Untreated addiction leads to higher costs in other areas. Emergency room visits and increased hospitalizations due to addiction lead to increased health care spending. About 1/3 of hospital admissions are the result of risky drug use and addiction. Untreated addiction causes more than 70 diseases — like liver disease, hepatitis, HIV/AIDS, Fetal Alcohol Syndrome, etc. — requiring medical care.  All of that gets added to tab picked up by taxpayers. Since 1986, hospitals and emergency rooms have been required to treat all patients regardless of their ability to pay. Those costs get passed on to the rest of us, as addicts who land in emergency rooms and hospitals beds with addiction-related conditions are usually among the uninsured.

Untreated addition has costs far beyond health care. Because we treat addiction as a crime rather than an illness, we spend money on police, courts, and incarceration as we move addicts though the criminal justice system. In our prisons and jails, 86 percent of inmates are there for substance-related issues, and two thirds meet the criteria for addiction. We pay about $25,000 per year to keep each of them locked up, but often fail to treat the addictions that landed them there in the first place.
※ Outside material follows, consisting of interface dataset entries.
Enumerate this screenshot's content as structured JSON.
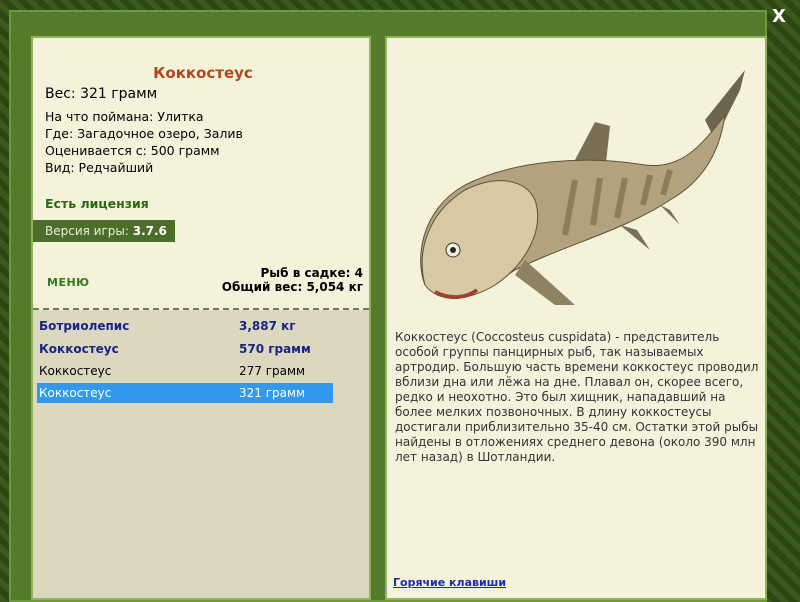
{
  "fish": {
    "name": "Коккостеус",
    "weight": "Вес: 321 грамм",
    "caught_on": "На что поймана: Улитка",
    "where": "Где: Загадочное озеро, Залив",
    "valued_from": "Оценивается с: 500 грамм",
    "kind": "Вид: Редчайший"
  },
  "license": "Есть лицензия",
  "version": {
    "label": "Версия игры:",
    "value": "3.7.6"
  },
  "menu_label": "МЕНЮ",
  "cage": {
    "count": "Рыб в садке: 4",
    "total": "Общий вес: 5,054 кг"
  },
  "catch_list": [
    {
      "name": "Ботриолепис",
      "weight": "3,887 кг"
    },
    {
      "name": "Коккостеус",
      "weight": "570 грамм"
    },
    {
      "name": "Коккостеус",
      "weight": "277 грамм"
    },
    {
      "name": "Коккостеус",
      "weight": "321 грамм"
    }
  ],
  "description": "Коккостеус (Coccosteus cuspidata) - представитель особой группы панцирных рыб, так называемых артродир. Большую часть времени коккостеус проводил вблизи дна или лёжа на дне. Плавал он, скорее всего, редко и неохотно. Это был хищник, нападавший на более мелких позвоночных. В длину коккостеусы достигали приблизительно 35-40 см. Остатки этой рыбы найдены в отложениях среднего девона (около 390 млн лет назад) в Шотландии.",
  "hotkeys_link": "Горячие клавиши",
  "close_glyph": "X",
  "colors": {
    "title": "#b5451b",
    "license": "#2a6a12",
    "selected": "#3399ee",
    "bold_row": "#1a2580"
  }
}
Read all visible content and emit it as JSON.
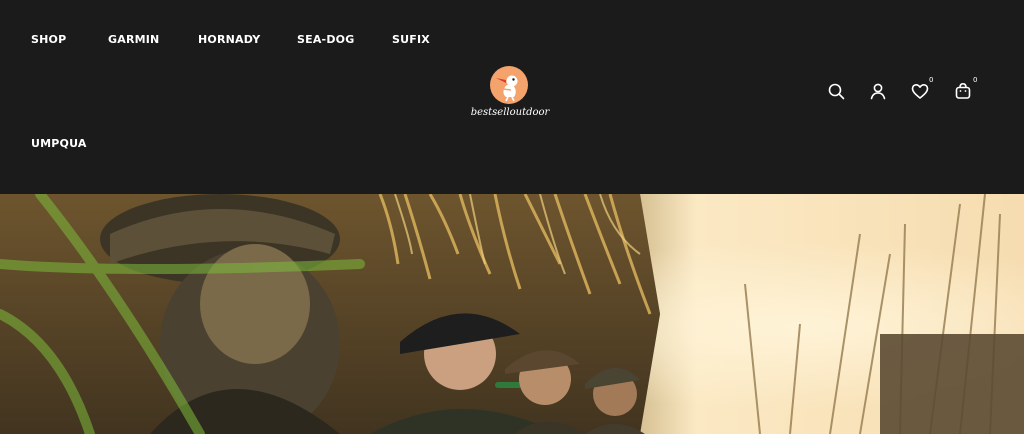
{
  "nav": {
    "items": [
      {
        "label": "SHOP"
      },
      {
        "label": "GARMIN"
      },
      {
        "label": "HORNADY"
      },
      {
        "label": "SEA-DOG"
      },
      {
        "label": "SUFIX"
      },
      {
        "label": "UMPQUA"
      }
    ]
  },
  "logo": {
    "text": "bestselloutdoor",
    "icon": "stork-logo-icon",
    "badge_color": "#f4a36c"
  },
  "header_actions": {
    "search_icon": "search-icon",
    "account_icon": "user-icon",
    "wishlist_icon": "heart-icon",
    "wishlist_count": "0",
    "cart_icon": "bag-icon",
    "cart_count": "0"
  },
  "colors": {
    "header_bg": "#1b1b1b",
    "text": "#ffffff"
  }
}
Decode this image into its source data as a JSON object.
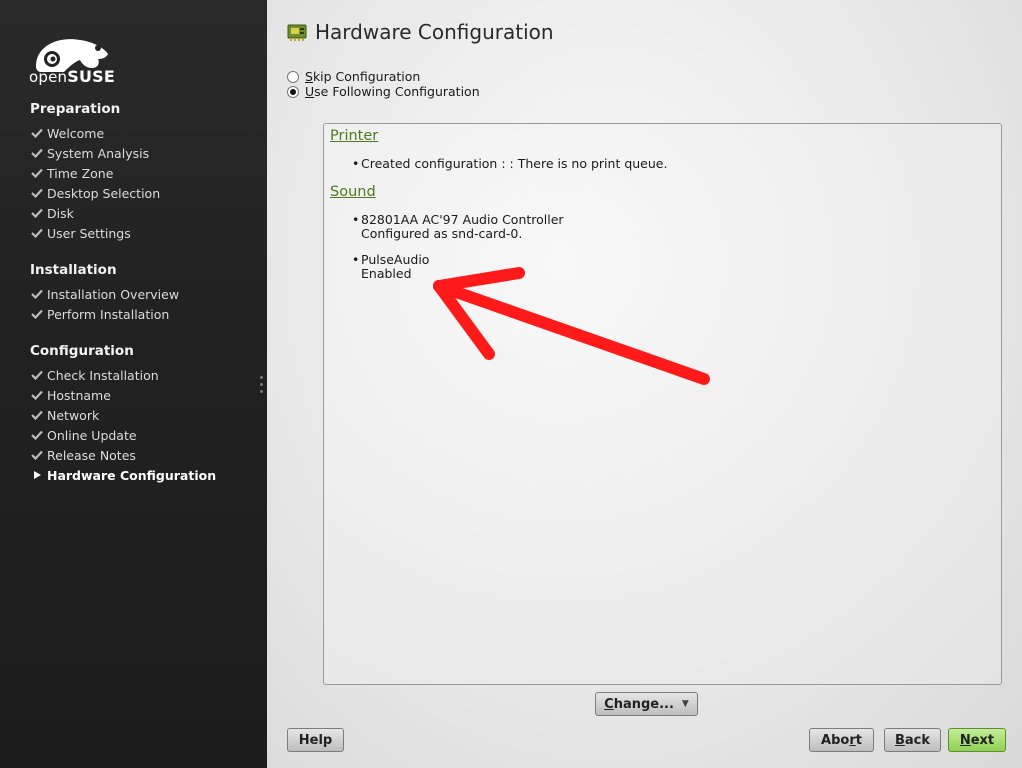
{
  "sidebar": {
    "logo": {
      "prefix": "open",
      "brand": "SUSE"
    },
    "sections": [
      {
        "title": "Preparation",
        "steps": [
          "Welcome",
          "System Analysis",
          "Time Zone",
          "Desktop Selection",
          "Disk",
          "User Settings"
        ]
      },
      {
        "title": "Installation",
        "steps": [
          "Installation Overview",
          "Perform Installation"
        ]
      },
      {
        "title": "Configuration",
        "steps": [
          "Check Installation",
          "Hostname",
          "Network",
          "Online Update",
          "Release Notes",
          "Hardware Configuration"
        ]
      }
    ],
    "current_step": "Hardware Configuration"
  },
  "main": {
    "title": "Hardware Configuration",
    "options": {
      "skip": {
        "accel": "S",
        "rest": "kip Configuration",
        "selected": false
      },
      "use": {
        "accel": "U",
        "rest": "se Following Configuration",
        "selected": true
      }
    },
    "summary": {
      "printer": {
        "heading": "Printer",
        "item": "Created configuration : : There is no print queue."
      },
      "sound": {
        "heading": "Sound",
        "item1_line1": "82801AA AC'97 Audio Controller",
        "item1_line2": "Configured as snd-card-0.",
        "item2_line1": "PulseAudio",
        "item2_line2": "Enabled"
      }
    },
    "change_button": {
      "accel": "C",
      "rest": "hange..."
    }
  },
  "footer": {
    "help": "Help",
    "abort": {
      "pre": "Abo",
      "accel": "r",
      "post": "t"
    },
    "back": {
      "accel": "B",
      "rest": "ack"
    },
    "next": {
      "accel": "N",
      "rest": "ext"
    }
  },
  "colors": {
    "sidebar_bg": "#222222",
    "category_link": "#4d7a1f",
    "next_button": "#9fd863",
    "annotation_arrow": "#ff1a1a"
  },
  "icons": [
    "opensuse-chameleon-logo",
    "checkmark-icon",
    "current-step-arrow-icon",
    "hardware-card-icon",
    "dropdown-caret-icon",
    "annotation-arrow"
  ]
}
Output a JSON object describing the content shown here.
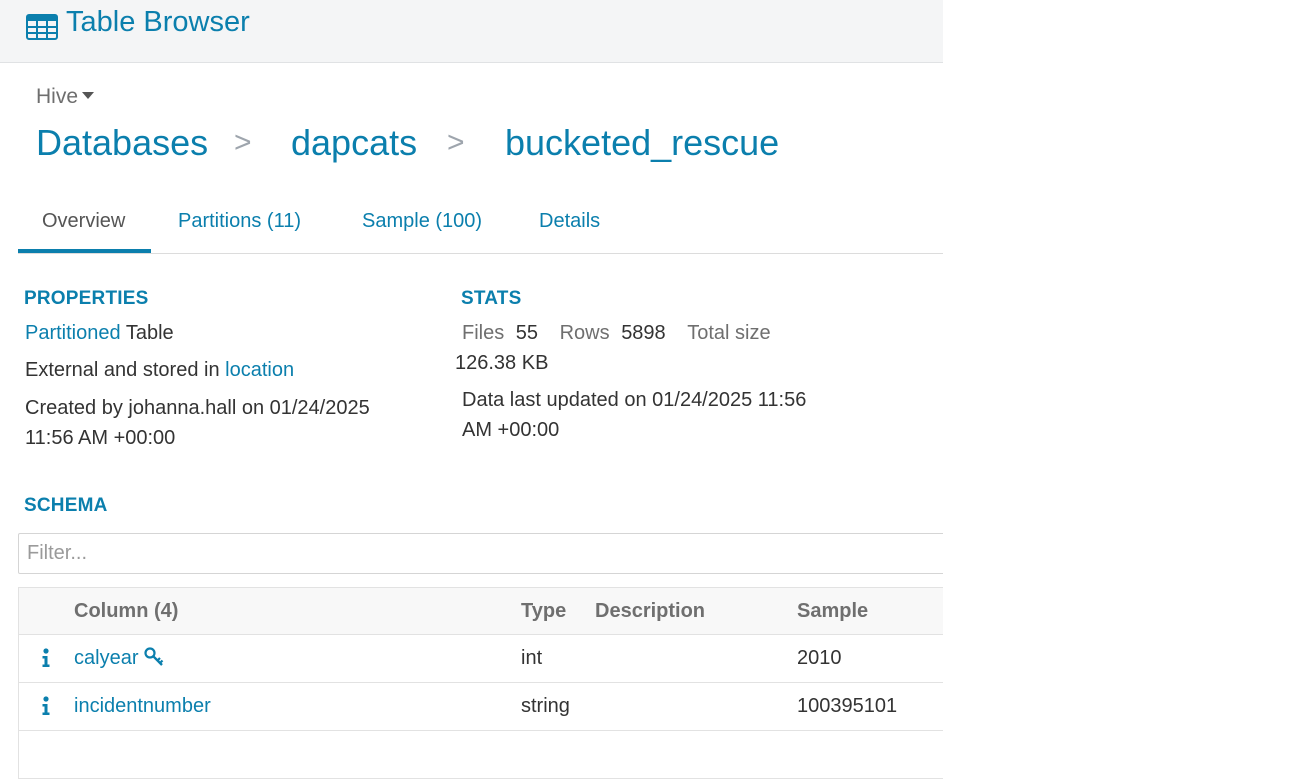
{
  "header": {
    "title": "Table Browser",
    "icon": "table-grid-icon"
  },
  "source": {
    "label": "Hive"
  },
  "breadcrumb": {
    "items": [
      "Databases",
      "dapcats",
      "bucketed_rescue"
    ],
    "separator": ">"
  },
  "tabs": [
    {
      "label": "Overview",
      "active": true
    },
    {
      "label": "Partitions (11)",
      "active": false
    },
    {
      "label": "Sample (100)",
      "active": false
    },
    {
      "label": "Details",
      "active": false
    }
  ],
  "properties": {
    "heading": "PROPERTIES",
    "partitioned_link": "Partitioned",
    "partitioned_suffix": " Table",
    "external_prefix": "External and stored in ",
    "location_link": "location",
    "created_line1": "Created by johanna.hall on 01/24/2025",
    "created_line2": "11:56 AM +00:00"
  },
  "stats": {
    "heading": "STATS",
    "files_label": "Files",
    "files_value": "55",
    "rows_label": "Rows",
    "rows_value": "5898",
    "size_label": "Total size",
    "size_value": "126.38 KB",
    "updated_line1": "Data last updated on 01/24/2025 11:56",
    "updated_line2": "AM +00:00"
  },
  "schema": {
    "heading": "SCHEMA",
    "filter_placeholder": "Filter...",
    "columns": {
      "column": "Column (4)",
      "type": "Type",
      "description": "Description",
      "sample": "Sample"
    },
    "rows": [
      {
        "name": "calyear",
        "type": "int",
        "description": "",
        "sample": "2010",
        "partition_key": true
      },
      {
        "name": "incidentnumber",
        "type": "string",
        "description": "",
        "sample": "100395101",
        "partition_key": false
      }
    ]
  },
  "colors": {
    "accent": "#0b7fad",
    "header_bg": "#f4f5f6",
    "muted": "#6f6f6f"
  }
}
Other consequences of untreated addiction — unemployment, homelessness, child abuse, domestic violence, mental illness, etc. — has expensive ramifications for our welfare system.

Altogether, federal state and local government spend about $467 billion per year on problems related to untreated addiction, accounting for 10% of the federal budget and 10 percent of most state budgets. Split the bill between all of us, and that comes to a yearly cost about $1,500 for every person in America. Just 2 cents of every dollar spend goes towards prevention and treatment. The other 96 cents goes to pay for the consequences of failing to prevent and treat substance abuse.

Providing treatment actually saves money. Every dollar spent on treatment saves $7 to $12 spent on the consequences of untreated addiction. According to a UCLA study, every $1,583 spend on addiction treatment is offset by $11,487 in savings — money that we would otherwise spend on the costs of medical care, mental health services, incarceration, unemployment, and public aid related to untreated addiction.

The sequester means that at least 200,000 more Americans will not get the substance abuse treatment they need. Any supposed “savings” will be obliterated by the cost of the consequences for denying treatment. The human cost to communities, families, and addicts themselves is incalculable — and unconscionable.

Comments